Supplied entries:
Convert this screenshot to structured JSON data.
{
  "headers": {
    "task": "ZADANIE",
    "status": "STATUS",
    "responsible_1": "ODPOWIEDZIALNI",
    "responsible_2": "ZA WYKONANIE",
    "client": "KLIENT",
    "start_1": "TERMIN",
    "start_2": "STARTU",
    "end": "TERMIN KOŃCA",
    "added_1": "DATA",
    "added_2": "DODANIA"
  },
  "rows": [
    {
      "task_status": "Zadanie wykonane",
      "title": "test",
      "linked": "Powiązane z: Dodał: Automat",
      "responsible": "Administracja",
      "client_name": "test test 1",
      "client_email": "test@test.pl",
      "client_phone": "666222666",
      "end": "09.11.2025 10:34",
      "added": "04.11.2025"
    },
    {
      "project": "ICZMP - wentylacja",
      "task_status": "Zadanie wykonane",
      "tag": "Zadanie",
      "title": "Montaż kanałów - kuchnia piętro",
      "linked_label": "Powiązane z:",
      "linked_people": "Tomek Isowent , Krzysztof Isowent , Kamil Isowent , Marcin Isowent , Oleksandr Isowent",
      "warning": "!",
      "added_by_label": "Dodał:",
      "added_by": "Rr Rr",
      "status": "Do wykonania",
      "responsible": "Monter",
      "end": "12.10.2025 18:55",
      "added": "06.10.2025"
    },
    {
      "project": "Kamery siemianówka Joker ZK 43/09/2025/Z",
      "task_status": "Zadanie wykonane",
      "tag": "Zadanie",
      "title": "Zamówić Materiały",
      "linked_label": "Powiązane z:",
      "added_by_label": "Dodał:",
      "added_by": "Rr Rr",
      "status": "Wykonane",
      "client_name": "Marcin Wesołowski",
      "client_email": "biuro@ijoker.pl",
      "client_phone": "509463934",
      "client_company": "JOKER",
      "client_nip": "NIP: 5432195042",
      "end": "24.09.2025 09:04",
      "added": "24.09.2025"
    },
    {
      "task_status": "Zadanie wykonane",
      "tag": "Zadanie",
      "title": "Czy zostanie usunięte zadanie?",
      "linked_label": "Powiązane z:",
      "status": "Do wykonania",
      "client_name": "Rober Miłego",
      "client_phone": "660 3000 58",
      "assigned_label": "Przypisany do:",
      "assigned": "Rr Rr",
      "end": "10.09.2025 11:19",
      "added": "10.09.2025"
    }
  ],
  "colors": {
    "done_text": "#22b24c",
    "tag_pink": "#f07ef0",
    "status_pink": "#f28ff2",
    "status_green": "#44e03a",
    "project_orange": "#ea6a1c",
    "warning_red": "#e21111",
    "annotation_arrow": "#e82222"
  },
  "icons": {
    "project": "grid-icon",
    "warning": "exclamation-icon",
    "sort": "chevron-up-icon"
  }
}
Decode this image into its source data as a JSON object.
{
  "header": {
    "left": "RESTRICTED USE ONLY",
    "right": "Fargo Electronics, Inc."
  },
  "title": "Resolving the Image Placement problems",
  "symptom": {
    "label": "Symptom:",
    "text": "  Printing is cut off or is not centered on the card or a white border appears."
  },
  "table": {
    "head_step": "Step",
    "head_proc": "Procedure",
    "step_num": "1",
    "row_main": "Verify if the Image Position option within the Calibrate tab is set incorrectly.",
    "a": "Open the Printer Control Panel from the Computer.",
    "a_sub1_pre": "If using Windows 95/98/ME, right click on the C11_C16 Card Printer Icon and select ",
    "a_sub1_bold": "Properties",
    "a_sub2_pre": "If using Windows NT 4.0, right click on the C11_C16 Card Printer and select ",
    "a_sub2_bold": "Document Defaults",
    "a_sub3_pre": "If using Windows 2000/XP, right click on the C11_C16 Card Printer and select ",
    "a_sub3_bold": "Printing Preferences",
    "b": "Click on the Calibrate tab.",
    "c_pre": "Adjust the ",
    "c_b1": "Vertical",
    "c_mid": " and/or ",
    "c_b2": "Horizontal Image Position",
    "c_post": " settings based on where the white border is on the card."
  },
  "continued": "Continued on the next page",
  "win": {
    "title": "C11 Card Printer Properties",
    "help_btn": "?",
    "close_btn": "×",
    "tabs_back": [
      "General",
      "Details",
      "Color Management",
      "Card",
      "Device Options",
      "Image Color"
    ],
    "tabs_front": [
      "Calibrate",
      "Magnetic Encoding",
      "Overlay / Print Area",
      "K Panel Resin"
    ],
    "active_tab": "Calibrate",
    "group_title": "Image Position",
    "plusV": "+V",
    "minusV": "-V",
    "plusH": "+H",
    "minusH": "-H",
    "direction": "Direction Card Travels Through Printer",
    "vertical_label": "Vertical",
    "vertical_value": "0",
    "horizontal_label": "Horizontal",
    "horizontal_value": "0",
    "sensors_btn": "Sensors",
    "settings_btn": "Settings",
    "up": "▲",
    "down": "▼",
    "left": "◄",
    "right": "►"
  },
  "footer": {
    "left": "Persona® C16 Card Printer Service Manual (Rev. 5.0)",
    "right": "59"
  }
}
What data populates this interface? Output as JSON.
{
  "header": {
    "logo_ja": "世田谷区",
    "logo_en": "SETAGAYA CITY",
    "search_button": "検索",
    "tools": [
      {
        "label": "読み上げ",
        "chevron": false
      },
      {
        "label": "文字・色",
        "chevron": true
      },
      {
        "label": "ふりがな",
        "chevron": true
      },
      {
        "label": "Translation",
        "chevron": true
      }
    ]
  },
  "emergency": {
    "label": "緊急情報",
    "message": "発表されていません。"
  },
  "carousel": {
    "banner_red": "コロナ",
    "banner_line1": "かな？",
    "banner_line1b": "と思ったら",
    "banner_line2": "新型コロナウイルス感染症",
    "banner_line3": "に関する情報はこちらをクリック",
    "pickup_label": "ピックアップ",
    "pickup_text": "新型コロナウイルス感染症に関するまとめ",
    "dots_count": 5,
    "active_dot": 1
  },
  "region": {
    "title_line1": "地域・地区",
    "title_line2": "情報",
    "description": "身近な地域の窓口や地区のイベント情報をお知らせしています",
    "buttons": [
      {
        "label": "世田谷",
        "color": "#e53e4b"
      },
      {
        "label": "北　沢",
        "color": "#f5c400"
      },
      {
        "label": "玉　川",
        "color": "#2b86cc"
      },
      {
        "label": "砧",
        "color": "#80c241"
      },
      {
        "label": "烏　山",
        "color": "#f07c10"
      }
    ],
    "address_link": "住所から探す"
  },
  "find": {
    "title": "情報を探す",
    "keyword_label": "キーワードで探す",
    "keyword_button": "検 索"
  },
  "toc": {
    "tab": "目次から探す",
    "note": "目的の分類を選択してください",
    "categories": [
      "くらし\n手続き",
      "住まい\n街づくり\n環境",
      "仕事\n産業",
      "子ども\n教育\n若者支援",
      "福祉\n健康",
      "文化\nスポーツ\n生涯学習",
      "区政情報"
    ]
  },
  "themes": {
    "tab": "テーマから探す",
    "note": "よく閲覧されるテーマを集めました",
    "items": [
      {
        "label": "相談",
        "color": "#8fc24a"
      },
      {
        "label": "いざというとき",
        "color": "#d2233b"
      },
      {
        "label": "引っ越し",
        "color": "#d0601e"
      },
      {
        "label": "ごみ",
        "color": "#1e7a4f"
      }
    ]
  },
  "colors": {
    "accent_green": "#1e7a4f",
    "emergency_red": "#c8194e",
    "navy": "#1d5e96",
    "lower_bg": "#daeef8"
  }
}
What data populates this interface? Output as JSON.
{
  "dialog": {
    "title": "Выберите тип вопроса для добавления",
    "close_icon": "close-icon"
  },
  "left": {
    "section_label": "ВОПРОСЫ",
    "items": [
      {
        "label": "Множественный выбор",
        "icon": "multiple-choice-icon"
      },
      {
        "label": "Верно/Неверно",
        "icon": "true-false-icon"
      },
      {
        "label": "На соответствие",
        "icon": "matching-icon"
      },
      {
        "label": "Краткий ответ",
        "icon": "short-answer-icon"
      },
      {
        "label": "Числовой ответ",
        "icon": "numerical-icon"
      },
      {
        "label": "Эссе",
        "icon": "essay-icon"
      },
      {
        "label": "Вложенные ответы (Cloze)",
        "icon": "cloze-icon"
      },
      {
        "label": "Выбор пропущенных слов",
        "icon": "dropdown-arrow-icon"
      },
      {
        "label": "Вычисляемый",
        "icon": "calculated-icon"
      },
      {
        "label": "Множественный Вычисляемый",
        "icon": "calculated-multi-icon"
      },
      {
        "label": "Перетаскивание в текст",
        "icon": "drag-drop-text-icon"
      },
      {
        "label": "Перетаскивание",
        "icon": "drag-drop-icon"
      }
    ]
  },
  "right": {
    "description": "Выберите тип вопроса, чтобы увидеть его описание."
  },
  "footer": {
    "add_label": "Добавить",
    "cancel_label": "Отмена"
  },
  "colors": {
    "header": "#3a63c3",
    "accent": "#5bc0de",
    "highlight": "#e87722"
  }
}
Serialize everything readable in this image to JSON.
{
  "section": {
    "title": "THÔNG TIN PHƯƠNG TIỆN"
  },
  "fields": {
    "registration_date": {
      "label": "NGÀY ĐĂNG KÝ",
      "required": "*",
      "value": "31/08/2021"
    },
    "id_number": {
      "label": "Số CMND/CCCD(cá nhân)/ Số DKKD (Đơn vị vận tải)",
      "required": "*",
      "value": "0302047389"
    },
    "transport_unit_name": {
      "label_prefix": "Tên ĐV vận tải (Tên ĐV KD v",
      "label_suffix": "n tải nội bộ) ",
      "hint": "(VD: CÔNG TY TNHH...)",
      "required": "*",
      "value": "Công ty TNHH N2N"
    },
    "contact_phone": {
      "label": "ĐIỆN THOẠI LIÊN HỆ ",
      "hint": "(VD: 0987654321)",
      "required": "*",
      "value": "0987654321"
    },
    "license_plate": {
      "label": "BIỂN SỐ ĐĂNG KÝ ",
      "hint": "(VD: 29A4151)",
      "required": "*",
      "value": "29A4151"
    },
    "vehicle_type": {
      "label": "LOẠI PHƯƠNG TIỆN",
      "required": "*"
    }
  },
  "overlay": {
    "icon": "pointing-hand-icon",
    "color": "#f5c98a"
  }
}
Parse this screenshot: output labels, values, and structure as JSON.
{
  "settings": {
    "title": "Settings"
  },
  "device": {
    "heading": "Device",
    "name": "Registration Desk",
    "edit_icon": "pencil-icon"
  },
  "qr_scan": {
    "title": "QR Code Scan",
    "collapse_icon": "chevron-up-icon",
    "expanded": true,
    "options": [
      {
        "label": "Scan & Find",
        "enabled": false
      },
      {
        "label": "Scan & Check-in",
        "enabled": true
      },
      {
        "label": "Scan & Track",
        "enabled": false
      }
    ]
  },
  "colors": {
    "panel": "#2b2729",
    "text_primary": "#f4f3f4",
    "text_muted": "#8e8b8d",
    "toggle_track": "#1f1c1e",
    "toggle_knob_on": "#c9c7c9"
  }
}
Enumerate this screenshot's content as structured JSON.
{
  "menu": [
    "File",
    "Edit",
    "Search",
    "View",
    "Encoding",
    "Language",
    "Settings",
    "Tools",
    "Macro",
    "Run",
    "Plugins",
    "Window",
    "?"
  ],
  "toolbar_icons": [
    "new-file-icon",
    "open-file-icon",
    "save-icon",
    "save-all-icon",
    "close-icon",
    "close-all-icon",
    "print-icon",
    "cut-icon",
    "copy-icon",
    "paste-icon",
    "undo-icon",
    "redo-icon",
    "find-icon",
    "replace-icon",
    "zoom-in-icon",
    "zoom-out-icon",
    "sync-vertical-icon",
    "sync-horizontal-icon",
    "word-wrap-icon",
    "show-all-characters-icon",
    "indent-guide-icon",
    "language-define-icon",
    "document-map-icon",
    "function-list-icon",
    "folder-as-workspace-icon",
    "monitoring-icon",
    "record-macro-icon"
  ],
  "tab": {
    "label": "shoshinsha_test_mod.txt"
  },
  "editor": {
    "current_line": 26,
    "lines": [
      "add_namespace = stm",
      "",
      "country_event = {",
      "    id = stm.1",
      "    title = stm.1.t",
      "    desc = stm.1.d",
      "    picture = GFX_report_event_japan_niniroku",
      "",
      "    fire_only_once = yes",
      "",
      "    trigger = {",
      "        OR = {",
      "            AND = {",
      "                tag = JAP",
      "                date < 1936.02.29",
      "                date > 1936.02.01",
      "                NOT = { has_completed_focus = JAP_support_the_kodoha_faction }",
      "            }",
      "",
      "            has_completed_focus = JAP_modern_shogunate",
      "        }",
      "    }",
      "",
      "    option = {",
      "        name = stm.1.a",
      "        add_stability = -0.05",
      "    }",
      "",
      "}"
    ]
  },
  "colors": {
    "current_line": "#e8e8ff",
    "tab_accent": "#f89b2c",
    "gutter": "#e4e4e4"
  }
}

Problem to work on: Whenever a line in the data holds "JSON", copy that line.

Response to this exercise:
Convert this screenshot to structured JSON data.
Decode this image into its source data as a JSON object.
What data populates this interface? Output as JSON.
What data populates this interface? Output as JSON.
Serialize everything readable in this image to JSON.
Parse this screenshot: output labels, values, and structure as JSON.
Enumerate this screenshot's content as structured JSON.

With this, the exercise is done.